Saturday August 30, 2008
The Star

THE Government’s concern over the state of the national food security is reflected by the generous allocation of RM5.6bil for the National Food Security Policy from 2008 to 2010.

Since early this year, securing adequate food supply topped the agenda of most developing countries, especially for rice, the staple food amid the global food crisis.

Over the past five years, Malaysia’s food import bill jumped 80% to RM23bil in 2007.

Of the total food security allocation, RM1bil would be channelled to increase padi production in the country.

Some 220,000 padi farmers nationwide are poised to receive incentives to enable them to efficiently boost their crop.

The Government is also allocating RM475mil in the form of agricultural input, fertilisers and pesticides to assist padi farmers.

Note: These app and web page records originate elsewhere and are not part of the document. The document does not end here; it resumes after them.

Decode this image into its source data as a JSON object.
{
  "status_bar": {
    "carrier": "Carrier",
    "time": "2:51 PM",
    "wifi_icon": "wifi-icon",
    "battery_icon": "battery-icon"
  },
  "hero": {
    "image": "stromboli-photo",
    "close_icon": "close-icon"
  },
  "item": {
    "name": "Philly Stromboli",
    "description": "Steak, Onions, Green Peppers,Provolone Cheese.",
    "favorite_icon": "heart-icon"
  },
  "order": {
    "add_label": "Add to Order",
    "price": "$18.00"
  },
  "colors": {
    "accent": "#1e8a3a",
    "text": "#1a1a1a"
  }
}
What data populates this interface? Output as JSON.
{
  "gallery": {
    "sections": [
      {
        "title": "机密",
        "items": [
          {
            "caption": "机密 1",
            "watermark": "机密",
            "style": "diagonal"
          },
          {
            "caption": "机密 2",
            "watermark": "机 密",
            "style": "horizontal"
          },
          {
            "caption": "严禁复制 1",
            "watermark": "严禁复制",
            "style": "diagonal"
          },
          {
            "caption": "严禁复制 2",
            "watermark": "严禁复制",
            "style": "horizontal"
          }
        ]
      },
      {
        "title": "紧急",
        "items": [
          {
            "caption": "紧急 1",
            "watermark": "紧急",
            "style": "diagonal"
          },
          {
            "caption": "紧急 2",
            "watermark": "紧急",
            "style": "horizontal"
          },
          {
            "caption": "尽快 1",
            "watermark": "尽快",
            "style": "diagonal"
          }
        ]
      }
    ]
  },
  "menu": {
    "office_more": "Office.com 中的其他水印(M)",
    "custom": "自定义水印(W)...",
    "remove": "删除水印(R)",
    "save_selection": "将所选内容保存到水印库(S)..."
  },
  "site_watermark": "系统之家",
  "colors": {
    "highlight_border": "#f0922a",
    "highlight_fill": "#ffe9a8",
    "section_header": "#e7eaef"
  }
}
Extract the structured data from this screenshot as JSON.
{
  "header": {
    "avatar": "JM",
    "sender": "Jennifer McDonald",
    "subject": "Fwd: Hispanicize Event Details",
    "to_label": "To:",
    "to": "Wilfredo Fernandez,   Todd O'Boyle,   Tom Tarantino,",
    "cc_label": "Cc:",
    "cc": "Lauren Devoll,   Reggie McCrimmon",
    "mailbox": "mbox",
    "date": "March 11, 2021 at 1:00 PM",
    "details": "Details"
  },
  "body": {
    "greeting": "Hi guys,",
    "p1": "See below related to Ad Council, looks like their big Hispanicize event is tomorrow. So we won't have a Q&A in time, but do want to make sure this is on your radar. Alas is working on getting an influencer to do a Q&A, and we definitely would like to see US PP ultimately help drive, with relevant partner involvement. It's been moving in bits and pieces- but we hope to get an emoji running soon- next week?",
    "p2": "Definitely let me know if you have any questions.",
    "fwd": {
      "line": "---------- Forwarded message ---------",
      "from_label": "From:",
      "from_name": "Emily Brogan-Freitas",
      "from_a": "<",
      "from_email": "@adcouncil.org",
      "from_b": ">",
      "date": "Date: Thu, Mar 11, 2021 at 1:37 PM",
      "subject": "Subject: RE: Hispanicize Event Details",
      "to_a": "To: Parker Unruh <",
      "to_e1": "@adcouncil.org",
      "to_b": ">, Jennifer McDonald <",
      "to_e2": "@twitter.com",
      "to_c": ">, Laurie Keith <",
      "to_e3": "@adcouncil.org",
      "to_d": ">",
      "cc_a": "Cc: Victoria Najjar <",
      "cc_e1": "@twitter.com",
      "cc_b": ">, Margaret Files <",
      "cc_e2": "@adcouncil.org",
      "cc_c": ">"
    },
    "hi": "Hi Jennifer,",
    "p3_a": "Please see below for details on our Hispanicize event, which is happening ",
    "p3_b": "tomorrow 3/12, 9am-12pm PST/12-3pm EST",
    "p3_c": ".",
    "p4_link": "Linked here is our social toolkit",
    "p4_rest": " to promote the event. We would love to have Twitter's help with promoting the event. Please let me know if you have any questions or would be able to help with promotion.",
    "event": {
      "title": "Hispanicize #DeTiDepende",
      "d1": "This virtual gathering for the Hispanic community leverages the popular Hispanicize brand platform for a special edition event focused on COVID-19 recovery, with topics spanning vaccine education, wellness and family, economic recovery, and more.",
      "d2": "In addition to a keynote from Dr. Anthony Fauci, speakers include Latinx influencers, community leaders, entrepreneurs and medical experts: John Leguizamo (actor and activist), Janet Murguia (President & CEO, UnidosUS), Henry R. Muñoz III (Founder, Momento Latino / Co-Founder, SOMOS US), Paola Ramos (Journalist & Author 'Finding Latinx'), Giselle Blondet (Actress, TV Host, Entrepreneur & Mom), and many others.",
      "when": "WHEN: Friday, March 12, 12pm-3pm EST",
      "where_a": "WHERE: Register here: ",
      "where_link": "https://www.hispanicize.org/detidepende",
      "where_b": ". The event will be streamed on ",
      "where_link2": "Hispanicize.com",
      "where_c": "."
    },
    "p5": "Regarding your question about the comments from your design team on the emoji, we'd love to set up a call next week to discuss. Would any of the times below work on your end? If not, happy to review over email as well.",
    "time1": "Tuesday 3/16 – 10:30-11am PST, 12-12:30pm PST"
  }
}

A proposal has also been made to abolish import duty on fertilisers and pesticides.

“The abolishment will help farmers counter high fertiliser costs, which had gone up by more than 40% this year,” an industry players told StarBiz.

To date, over 1,300ha of abandoned land have been identified for padi and other food production such as fruits, vegetable and livestock.

Incentives would also be given to agriculture entrepreneurs to reduce production costs and encourage higher agriculture output.

Some 350,000 vegetable and fruit growers, as well as aquaculture and livestock breeders stand to benefit from these incentives.

To increase fish landings, the Government has allocated RM300mil, of which RM180mil is for the cost of living allowance to fishermen and fishing boat owners, and RM120mil in the form of incentives.

Under Budget 2009, poultry players like Leong Hup Holdings Bhd, Farm’s Best Bhd and CAB Cakaran Corp Bhd will also stand to benefit from the proposed reinvestment allowance of 60% for 15 years for the expansion of chicken and duck farms.

This is to encourage consistent supply of poultry for the domestic market amid strong demand.